'White supremacy' built into society

Updated 2/20/2019 5:12 PM

I wanted to respond to an event that was written about where Rep. Anne Stava-Murray made comments about the town of Naperville being or having white supremacist policies and Naperville Councilman Kevin Coyne' s call for her to resign.

I have to support Rep. Stava-Murray. I support her because she is correct. Naperville is a town with white supremacist policies. Naperville is not alone. Every town has white supremacist policies whether they acknowledge them or not. These policies are woven into our upbringing. These policies have been shaped by years, centuries really, of socialization into our families, culture and peer groups.

These policies are a part of our thinking, a part of our learning, media, employment/workplace, criminal justice system, our economy, our neighborhoods and our government.

I learned that from a teacher. I also read about it in a book by Crystal M. Fleming.

I can understand not liking the term "white supremacy," but that's what it is. White supremacy is not just the extreme ideas "some" of us have about race relations and people of color. White supremacy doesn't always act out in the open. It can operate without being obvious. It prefers not to be obvious. It can last longer that way.

I know the town of Naperville does all it can to prevent these policies or acts.

I wouldn't ask Rep. Stava-Murray to resign. I would accept what she says and try to understand how we as individuals and towns could hopefully move away from policies and actions that hold us back as humans.

Not-so-good news can be enlightening.

Bill Sherwin
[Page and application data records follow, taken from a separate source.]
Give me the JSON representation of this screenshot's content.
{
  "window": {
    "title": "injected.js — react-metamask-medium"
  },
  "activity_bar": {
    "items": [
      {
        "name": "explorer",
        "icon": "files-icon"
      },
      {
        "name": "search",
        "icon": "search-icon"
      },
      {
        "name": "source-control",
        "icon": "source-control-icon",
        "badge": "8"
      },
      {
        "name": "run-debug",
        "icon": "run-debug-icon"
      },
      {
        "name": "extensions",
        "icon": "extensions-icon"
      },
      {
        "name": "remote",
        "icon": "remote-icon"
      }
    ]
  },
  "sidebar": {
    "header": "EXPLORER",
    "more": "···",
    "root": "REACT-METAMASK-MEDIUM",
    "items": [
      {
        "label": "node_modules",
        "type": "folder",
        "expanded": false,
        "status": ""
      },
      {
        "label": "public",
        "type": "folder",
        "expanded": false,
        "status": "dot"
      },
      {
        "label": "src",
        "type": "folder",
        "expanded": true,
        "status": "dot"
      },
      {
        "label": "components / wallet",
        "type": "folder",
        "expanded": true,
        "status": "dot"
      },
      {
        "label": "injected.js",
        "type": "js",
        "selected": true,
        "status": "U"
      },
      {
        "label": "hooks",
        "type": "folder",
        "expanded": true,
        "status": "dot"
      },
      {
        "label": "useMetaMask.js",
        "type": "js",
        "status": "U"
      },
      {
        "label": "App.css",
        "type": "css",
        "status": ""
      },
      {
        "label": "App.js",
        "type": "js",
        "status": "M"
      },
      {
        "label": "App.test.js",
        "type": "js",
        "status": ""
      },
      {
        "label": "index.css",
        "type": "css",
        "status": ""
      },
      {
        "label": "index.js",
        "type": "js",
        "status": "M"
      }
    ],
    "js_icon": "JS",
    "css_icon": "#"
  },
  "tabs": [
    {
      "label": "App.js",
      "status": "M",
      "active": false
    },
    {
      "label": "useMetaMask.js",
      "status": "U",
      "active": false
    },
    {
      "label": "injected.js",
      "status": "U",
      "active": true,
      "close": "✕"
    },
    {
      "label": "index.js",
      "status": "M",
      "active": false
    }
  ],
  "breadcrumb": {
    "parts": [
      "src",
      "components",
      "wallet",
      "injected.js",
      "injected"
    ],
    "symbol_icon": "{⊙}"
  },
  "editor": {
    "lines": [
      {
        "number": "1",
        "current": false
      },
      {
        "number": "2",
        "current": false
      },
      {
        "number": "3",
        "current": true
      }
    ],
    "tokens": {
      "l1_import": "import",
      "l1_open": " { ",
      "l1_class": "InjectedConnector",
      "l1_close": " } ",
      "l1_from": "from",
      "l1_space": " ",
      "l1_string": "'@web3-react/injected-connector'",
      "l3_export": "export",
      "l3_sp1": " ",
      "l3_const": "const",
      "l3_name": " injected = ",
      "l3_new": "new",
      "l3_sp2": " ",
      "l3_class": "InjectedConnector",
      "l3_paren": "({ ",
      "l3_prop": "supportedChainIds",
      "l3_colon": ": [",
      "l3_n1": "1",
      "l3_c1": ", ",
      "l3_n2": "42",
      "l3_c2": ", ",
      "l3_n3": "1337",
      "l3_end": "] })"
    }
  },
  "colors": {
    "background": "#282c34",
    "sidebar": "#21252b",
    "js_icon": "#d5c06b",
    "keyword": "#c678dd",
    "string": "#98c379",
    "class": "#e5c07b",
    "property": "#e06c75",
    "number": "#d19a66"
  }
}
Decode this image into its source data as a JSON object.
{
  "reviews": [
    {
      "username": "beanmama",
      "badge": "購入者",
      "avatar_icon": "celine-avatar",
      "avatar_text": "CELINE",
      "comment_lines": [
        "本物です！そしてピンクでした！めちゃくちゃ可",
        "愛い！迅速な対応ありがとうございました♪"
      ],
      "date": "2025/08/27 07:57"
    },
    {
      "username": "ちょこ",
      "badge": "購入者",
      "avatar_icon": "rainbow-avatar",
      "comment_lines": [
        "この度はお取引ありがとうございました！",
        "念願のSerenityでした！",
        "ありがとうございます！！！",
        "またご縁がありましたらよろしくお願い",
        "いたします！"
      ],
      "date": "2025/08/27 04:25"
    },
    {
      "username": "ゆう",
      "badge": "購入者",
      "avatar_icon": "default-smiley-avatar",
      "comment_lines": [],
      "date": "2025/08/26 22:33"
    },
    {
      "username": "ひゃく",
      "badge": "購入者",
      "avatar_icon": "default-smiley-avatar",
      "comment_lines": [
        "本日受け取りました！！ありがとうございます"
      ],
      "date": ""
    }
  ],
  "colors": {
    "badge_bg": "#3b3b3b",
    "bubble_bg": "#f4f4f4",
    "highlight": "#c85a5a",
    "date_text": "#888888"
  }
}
Article Comments ()
Guidelines: Keep it civil and on topic; no profanity, vulgarity, slurs or personal attacks. People who harass others or joke about tragedies will be blocked. If a comment violates these standards or our terms of service, click the X in the upper right corner of the comment box. To find our more, read our FAQ.